The humanities are not just a collection of departments within the typical college or university — such as philosophy, classics, history and English. They are, in many ways, the foundation of higher education. It is quite possible to imagine a college that doesn’t offer engineering. It is almost impossible to imagine one without English classes.

That’s why it makes people nervous when the number of English majors at the University of Maryland, a public flagship, drops 39 percent over five years. An article upcoming Sunday in The Washington Post Magazine explores how faculty at College Park are mobilizing to reverse that trend.

Context is critical. English is hardly the only major with a dwindling share of students. And U-Md. is just one of many universities grappling with how the humanities can compete for students who are increasingly focused on preparing for careers.

“It’s a concern that we’re all beginning to actively address,” said Cynthia Wall, chair of the English department at the University of Virginia. Like her peers at College Park, Wall said faculty are redoubling efforts to promote English to students (and parents) as a major that provides skills of inherent value in the working world. Strong writers and creative analysts, they say, are always in high demand.
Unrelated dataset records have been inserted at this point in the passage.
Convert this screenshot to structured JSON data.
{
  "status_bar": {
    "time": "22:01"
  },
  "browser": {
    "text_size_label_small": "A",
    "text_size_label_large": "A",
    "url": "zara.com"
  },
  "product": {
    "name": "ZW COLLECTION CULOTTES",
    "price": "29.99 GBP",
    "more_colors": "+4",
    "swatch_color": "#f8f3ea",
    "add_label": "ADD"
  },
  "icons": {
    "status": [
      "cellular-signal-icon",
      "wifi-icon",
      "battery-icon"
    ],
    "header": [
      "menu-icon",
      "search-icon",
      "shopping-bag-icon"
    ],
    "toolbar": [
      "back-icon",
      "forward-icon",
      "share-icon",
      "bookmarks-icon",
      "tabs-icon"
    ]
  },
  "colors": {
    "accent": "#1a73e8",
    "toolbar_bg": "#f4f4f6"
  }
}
Of course, Wall said, such fields as English are also “essential for the whole human being.” That’s why they are called the humanities. Too often, she said, the public views the choice of a major within a false frame: those that are considered “useful” for careers and those that aren’t.

“I don’t think it’s an either/or,” Wall said. “But it’s being put that way. The onus is on us to remind students, parents — and even more so, the politicians — that it’s not either/or, that what we do is both/and.” Wall, a specialist in 18th century literature, spoke with The Washington Post one day last month before teaching a class on novelist Henry Fielding.

Amanda Bailey, a Shakespeare specialist, taught English at Guilford College and the University of Connecticut before joining the U-Md. faculty. She and her peers have intensified efforts in the past year to recruit students to the subject. What’s her method? Bailey said that she might begin an introductory course with a little joke: “You’ll learn a lot about literature, and by the end of the semester, you’ll all be double majors.” Their first major could be in business or computer science. Their second, she hopes, would be in English.

Bailey said that when she talks up the English major with students, she emphasizes the career possibilities: It could help them in business school, medical school and countless other fields. “What are your plans?” she asks them. “What’s your major right now? Where do you see yourself going?”

She is mindful, of course, that there are countless non-career reasons for majoring in the humanities. But she knows that today’s students are worried about the bottom line after graduation: finding a job. Without a paycheck, she said, no bachelor’s degree in any subject is going to “pay my rent and buy me a gallon of milk.”